*SOURCE DATA*
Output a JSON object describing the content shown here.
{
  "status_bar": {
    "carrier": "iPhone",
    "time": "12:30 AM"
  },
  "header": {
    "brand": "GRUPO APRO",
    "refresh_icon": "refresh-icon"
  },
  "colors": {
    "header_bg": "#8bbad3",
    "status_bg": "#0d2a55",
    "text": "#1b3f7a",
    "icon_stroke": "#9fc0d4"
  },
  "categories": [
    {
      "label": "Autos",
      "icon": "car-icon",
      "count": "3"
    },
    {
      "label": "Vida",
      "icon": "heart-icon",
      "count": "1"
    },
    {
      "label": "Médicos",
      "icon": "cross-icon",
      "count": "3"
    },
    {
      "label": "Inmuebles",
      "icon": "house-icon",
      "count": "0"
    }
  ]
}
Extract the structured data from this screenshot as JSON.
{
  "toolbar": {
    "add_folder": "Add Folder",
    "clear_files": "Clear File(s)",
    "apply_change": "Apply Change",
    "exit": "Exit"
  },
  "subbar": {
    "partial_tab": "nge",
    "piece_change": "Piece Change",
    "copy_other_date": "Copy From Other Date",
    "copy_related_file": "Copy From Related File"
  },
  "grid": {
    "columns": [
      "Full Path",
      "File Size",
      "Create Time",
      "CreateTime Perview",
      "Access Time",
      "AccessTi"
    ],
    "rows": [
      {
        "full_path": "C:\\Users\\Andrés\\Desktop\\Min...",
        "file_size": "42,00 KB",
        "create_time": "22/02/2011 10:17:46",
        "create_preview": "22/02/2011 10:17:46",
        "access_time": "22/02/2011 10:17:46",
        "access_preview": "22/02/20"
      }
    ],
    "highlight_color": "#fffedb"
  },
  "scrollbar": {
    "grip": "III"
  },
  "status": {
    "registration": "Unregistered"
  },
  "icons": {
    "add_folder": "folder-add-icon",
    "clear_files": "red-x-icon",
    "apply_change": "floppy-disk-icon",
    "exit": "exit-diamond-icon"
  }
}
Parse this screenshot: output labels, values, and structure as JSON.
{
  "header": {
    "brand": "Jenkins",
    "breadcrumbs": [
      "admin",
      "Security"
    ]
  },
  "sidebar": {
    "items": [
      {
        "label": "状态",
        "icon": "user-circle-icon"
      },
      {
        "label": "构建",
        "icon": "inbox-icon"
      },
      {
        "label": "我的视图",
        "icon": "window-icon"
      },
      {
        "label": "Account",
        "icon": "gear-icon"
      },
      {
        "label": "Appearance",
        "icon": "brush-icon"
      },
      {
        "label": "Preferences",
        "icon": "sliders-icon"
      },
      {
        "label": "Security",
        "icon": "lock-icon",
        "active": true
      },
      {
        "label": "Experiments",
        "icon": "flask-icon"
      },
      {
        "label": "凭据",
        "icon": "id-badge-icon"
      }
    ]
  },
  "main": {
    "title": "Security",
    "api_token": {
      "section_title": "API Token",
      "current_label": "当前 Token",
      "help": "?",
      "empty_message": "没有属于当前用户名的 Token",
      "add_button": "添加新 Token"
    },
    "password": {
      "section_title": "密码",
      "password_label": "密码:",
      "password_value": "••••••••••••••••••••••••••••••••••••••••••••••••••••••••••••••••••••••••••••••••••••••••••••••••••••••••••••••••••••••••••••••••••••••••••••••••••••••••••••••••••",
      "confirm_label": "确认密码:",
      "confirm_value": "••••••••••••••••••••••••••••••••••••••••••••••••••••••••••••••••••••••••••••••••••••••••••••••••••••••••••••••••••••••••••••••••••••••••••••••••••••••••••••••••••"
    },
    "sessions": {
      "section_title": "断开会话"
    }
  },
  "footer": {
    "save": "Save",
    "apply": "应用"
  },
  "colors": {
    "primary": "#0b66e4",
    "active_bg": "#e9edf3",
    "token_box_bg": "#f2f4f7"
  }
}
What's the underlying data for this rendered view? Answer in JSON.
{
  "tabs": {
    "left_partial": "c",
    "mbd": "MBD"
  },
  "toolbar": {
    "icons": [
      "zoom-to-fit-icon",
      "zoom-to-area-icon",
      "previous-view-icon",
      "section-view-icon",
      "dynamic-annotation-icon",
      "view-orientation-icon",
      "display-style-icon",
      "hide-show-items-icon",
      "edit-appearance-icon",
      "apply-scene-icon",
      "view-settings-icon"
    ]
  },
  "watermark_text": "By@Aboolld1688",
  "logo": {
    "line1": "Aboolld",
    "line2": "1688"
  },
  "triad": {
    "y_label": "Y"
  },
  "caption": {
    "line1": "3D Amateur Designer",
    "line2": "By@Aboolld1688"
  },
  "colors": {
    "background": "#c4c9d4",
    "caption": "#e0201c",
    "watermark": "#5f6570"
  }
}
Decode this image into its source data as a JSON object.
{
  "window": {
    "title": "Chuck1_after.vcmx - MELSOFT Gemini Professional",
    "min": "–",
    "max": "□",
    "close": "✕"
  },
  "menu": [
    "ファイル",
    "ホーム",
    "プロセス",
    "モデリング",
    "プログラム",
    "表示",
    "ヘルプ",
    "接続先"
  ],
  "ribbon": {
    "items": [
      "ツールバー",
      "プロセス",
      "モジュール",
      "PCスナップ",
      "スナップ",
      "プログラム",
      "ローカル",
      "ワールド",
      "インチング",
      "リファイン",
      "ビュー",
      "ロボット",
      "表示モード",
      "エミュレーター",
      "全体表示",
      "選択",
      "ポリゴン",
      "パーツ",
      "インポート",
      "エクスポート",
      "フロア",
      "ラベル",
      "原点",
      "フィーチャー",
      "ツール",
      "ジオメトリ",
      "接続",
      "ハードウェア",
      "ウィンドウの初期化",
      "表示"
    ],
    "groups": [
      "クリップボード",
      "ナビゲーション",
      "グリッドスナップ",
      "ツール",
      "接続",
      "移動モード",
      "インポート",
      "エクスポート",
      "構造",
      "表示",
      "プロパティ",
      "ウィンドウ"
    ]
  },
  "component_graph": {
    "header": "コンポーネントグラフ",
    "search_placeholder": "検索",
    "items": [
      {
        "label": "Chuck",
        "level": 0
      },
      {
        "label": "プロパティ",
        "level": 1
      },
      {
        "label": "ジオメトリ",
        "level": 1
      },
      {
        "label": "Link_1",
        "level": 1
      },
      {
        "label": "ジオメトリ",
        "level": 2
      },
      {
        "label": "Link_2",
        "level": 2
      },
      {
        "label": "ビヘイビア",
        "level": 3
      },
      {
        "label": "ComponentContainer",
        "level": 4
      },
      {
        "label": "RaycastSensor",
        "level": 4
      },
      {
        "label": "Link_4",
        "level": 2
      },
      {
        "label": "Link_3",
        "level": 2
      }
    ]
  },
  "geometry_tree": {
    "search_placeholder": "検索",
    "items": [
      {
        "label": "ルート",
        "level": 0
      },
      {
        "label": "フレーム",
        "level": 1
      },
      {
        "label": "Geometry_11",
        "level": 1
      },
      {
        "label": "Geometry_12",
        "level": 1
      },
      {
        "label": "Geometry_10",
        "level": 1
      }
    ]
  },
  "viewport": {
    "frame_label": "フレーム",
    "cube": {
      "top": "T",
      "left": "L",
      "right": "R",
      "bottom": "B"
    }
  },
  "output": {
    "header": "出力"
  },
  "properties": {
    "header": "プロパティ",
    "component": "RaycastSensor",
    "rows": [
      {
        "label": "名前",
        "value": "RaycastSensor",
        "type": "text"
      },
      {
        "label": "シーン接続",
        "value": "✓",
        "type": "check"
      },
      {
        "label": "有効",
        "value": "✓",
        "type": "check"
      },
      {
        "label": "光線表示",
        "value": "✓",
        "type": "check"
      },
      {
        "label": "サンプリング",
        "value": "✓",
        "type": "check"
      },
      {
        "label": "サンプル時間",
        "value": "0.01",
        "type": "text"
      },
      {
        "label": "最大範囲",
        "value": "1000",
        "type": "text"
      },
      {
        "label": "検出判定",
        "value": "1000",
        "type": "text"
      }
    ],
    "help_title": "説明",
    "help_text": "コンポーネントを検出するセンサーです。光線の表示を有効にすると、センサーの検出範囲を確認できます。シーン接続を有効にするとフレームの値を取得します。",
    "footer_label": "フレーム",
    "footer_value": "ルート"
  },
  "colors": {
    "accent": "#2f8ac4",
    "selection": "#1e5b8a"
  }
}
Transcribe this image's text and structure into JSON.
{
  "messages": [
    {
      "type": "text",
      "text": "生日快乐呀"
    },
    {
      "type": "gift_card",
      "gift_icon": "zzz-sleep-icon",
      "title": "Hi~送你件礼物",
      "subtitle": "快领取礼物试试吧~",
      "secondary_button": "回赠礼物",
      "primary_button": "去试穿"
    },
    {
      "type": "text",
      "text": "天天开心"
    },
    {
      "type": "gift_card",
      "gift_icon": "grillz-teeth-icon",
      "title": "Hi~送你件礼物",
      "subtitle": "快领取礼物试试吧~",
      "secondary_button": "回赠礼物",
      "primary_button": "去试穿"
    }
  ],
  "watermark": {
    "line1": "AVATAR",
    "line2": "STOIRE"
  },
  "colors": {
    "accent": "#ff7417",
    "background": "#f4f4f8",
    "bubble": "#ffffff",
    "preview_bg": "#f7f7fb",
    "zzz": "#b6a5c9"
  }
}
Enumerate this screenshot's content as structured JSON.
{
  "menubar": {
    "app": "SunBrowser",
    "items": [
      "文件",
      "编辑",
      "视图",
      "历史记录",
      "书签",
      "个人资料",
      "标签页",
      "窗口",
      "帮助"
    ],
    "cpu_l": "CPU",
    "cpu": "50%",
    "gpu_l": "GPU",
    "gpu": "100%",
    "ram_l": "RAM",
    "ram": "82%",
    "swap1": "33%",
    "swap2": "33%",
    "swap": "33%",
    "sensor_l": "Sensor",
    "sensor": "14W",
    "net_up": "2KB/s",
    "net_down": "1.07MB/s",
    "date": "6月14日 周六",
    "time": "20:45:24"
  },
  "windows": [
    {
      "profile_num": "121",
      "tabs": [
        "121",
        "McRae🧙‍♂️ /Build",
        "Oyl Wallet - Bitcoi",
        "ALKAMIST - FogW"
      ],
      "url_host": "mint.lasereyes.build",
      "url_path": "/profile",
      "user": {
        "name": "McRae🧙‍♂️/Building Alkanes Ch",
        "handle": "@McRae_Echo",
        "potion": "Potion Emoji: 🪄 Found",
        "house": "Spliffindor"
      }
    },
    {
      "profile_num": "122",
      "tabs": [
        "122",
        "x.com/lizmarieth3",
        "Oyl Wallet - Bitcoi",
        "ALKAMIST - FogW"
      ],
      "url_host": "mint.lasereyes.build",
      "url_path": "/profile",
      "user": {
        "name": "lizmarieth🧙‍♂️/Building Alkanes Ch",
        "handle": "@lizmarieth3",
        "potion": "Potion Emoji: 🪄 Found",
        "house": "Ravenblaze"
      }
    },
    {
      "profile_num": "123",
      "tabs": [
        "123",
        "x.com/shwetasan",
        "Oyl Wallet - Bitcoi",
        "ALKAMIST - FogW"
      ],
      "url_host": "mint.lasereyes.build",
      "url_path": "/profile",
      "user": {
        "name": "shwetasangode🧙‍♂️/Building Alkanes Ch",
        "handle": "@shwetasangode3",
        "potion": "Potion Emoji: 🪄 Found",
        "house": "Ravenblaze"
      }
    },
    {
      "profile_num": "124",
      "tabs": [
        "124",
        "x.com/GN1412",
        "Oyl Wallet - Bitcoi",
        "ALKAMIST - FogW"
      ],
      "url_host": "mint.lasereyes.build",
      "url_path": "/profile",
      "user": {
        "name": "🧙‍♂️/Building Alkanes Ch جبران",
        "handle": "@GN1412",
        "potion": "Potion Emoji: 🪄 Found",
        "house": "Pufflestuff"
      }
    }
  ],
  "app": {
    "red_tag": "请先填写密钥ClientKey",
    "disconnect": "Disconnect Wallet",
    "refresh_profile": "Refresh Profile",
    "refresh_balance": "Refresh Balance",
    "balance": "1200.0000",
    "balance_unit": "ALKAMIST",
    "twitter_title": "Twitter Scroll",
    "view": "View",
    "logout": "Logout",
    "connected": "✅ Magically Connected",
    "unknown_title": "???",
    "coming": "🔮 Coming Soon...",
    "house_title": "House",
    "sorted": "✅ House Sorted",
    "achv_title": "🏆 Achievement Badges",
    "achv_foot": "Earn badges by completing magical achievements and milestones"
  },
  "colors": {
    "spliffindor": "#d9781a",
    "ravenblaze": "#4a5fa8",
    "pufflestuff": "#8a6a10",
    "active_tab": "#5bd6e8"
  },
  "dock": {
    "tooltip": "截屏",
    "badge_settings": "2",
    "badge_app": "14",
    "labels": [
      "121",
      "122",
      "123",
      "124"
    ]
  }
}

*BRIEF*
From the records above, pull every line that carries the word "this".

*RESPONSE TO THE TASK*
Extract the structured data from this screenshot as JSON.
Parse this screenshot: output labels, values, and structure as JSON.
What's the underlying data for this rendered view? Answer in JSON.
Decode this image into its source data as a JSON object.
Transcribe this image's text and structure into JSON.
Enumerate this screenshot's content as structured JSON.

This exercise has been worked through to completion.